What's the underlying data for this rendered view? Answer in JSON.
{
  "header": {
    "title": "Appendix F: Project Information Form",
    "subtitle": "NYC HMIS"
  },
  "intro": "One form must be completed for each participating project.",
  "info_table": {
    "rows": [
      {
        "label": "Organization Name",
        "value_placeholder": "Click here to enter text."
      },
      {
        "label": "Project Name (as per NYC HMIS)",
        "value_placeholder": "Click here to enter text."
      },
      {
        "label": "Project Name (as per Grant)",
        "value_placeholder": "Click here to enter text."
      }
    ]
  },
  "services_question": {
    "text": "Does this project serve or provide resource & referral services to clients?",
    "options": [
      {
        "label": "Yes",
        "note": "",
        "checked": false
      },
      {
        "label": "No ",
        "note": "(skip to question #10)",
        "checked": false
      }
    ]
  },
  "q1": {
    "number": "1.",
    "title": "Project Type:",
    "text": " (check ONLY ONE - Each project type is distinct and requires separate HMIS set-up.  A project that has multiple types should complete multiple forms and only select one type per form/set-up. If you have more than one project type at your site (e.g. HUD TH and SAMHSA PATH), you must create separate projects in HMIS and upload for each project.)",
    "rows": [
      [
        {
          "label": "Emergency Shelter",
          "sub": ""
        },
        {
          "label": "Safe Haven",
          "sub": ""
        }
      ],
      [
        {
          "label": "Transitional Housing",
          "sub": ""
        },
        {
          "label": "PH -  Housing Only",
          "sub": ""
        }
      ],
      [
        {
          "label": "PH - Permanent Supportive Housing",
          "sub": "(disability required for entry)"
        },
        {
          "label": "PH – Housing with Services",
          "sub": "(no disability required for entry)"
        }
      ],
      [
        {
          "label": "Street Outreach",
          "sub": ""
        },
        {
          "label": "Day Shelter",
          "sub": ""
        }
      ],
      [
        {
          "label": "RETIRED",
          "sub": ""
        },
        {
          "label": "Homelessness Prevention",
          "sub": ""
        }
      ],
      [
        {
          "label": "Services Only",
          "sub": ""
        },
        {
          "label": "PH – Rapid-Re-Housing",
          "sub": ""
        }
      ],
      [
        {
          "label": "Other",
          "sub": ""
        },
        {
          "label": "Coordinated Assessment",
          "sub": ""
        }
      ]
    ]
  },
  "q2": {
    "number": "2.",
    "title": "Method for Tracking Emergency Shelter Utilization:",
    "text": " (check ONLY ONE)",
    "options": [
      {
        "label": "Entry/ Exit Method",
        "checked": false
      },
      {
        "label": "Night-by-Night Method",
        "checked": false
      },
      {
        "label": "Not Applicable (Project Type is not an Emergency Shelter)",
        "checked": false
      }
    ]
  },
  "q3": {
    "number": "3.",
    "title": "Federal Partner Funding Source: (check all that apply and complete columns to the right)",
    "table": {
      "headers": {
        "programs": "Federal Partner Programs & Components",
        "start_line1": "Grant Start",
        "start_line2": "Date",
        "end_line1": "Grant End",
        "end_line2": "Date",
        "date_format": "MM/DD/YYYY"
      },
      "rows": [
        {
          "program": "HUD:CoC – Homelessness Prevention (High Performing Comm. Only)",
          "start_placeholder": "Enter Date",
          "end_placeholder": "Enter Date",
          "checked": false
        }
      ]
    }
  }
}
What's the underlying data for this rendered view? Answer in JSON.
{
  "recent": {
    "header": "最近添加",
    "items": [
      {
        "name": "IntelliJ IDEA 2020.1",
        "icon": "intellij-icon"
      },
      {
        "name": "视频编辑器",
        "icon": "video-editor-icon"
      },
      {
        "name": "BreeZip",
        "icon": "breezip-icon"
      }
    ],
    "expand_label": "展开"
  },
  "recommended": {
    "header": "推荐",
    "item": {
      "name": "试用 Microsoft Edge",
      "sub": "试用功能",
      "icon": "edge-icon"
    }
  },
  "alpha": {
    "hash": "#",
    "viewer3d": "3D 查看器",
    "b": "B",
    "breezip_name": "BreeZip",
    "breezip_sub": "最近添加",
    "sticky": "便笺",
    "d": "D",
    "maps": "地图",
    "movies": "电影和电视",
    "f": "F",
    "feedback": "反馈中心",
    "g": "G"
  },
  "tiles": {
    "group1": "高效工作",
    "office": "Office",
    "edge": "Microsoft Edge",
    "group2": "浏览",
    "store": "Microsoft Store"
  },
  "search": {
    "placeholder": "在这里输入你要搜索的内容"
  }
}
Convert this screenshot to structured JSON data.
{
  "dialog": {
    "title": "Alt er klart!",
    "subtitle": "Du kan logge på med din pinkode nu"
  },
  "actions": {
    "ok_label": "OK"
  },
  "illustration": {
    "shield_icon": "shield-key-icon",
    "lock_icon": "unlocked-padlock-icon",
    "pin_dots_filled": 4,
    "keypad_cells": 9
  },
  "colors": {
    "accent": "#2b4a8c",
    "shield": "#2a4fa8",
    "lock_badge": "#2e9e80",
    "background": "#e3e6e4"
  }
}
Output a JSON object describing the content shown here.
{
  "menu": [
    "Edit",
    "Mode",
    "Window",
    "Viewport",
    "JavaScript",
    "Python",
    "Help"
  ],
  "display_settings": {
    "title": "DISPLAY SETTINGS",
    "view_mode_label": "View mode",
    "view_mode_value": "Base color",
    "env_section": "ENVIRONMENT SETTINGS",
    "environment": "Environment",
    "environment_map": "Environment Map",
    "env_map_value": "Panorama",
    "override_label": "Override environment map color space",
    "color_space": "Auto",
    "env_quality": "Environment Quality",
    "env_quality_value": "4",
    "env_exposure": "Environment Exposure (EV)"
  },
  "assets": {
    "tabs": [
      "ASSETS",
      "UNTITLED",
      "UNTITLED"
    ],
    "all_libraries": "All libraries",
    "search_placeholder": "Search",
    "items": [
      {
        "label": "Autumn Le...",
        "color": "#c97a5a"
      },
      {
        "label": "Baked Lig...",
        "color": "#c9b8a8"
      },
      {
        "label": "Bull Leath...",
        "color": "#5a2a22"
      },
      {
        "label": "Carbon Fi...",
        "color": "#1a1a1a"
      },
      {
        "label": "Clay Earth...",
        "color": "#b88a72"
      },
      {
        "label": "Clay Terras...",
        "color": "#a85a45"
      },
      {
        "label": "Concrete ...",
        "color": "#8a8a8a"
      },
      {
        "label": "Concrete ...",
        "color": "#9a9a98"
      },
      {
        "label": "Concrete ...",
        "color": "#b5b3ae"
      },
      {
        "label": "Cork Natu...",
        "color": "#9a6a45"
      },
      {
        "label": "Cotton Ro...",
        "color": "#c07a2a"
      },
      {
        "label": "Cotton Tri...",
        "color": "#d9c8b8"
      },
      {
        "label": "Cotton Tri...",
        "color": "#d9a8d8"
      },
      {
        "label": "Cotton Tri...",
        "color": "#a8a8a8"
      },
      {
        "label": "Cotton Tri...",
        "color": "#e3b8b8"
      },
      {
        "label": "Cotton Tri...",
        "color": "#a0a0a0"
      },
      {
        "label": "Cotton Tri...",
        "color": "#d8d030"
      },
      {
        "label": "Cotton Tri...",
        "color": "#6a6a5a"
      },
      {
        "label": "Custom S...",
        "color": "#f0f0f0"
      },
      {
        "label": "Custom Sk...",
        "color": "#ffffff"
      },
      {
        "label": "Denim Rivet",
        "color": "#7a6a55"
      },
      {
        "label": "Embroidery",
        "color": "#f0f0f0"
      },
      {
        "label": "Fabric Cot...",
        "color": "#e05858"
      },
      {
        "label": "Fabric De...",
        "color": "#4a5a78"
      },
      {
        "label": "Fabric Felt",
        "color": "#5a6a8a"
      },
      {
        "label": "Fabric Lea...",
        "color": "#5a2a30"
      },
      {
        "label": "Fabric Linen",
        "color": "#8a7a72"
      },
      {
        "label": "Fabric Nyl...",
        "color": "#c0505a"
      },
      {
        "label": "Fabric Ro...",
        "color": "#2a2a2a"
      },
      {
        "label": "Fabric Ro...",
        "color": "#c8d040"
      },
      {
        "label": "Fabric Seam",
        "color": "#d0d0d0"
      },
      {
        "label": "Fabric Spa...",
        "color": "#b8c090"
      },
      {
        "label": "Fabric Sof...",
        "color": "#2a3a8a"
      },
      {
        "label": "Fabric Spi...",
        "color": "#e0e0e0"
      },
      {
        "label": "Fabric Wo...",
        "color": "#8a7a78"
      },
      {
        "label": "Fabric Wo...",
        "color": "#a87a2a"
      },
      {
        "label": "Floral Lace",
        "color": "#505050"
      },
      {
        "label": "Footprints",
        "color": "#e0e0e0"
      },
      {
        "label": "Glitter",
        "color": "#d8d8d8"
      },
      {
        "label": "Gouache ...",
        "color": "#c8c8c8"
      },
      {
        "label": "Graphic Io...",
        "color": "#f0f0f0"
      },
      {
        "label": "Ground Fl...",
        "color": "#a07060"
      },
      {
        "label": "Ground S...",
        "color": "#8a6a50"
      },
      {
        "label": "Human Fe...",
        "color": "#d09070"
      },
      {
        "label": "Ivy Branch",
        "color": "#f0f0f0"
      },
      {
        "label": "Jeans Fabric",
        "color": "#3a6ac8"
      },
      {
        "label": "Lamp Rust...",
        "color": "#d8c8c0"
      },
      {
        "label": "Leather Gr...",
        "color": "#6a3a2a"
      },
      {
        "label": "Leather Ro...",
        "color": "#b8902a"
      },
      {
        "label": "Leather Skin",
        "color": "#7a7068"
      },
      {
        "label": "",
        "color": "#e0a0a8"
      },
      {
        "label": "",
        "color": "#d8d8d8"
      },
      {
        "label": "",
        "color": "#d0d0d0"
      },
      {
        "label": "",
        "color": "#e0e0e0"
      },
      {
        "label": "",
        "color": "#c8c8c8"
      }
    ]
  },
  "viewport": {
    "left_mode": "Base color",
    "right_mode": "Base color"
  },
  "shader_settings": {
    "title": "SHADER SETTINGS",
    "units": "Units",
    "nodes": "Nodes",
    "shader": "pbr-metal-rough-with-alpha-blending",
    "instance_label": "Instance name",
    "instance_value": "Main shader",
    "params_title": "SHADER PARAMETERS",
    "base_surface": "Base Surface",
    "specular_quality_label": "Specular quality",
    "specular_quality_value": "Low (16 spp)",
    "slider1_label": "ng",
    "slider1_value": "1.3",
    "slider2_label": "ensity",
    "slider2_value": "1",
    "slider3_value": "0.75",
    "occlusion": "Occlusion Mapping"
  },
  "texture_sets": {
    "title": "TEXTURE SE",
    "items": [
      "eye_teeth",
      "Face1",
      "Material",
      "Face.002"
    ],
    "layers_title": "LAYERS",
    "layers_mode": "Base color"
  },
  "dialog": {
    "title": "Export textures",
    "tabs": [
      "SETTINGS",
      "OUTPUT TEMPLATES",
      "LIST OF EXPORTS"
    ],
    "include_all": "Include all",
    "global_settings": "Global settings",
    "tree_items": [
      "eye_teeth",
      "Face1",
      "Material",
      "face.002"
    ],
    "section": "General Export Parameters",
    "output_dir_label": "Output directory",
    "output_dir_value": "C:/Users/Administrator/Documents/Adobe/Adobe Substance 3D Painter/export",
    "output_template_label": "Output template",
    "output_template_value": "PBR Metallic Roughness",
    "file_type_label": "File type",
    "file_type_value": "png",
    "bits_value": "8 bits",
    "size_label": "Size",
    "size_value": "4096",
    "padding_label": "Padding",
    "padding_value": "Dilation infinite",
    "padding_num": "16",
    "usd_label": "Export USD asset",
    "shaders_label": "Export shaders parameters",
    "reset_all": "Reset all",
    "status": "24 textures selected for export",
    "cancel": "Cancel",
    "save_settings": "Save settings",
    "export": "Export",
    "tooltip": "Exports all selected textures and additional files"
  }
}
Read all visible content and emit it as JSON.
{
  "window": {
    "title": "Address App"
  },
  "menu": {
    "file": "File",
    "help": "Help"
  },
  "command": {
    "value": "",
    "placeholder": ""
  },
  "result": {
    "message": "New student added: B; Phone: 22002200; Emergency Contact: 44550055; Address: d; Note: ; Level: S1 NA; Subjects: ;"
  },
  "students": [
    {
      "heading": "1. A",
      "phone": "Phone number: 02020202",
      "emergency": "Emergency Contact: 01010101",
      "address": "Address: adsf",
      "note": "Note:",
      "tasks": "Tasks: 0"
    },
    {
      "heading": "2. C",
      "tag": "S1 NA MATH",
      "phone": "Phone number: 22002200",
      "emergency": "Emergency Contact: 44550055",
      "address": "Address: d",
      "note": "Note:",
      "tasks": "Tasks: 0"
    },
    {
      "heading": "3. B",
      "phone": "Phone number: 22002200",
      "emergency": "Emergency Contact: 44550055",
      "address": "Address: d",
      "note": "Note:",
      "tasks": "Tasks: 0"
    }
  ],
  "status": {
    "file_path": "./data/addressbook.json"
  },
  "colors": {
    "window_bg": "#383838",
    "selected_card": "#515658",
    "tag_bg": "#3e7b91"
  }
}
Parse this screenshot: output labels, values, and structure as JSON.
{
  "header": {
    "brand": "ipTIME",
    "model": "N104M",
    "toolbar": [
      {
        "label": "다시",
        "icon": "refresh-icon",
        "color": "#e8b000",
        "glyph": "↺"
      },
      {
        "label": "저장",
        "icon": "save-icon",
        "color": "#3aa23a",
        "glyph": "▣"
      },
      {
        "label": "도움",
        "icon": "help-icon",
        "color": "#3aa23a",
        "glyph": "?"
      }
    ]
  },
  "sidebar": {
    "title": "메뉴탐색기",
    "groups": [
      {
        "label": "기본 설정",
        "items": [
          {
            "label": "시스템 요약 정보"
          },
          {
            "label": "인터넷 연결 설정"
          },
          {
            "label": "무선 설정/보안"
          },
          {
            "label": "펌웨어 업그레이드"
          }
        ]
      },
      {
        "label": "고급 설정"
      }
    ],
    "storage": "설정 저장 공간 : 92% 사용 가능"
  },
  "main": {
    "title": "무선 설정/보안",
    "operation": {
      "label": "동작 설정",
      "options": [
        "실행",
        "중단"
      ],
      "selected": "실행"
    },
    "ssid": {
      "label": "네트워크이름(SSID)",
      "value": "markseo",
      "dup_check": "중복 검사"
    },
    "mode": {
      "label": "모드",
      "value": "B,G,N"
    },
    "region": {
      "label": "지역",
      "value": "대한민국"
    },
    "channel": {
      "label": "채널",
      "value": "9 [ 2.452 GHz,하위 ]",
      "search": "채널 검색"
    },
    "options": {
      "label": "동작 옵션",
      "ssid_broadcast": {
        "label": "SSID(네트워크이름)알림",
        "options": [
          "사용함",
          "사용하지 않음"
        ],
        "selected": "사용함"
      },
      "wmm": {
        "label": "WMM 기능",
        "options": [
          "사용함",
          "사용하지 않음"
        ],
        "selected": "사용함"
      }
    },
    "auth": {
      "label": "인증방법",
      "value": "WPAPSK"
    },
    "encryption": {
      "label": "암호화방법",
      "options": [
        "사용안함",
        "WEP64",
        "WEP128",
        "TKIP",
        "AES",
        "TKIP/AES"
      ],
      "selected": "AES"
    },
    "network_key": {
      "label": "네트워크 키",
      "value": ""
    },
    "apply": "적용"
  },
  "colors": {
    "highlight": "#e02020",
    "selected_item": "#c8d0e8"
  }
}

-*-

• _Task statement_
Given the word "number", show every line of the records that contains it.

• _Your solution_
    "number": "1.",
    "number": "2.",
    "number": "3.",
      "phone": "Phone number: 02020202",
      "phone": "Phone number: 22002200",
      "phone": "Phone number: 22002200",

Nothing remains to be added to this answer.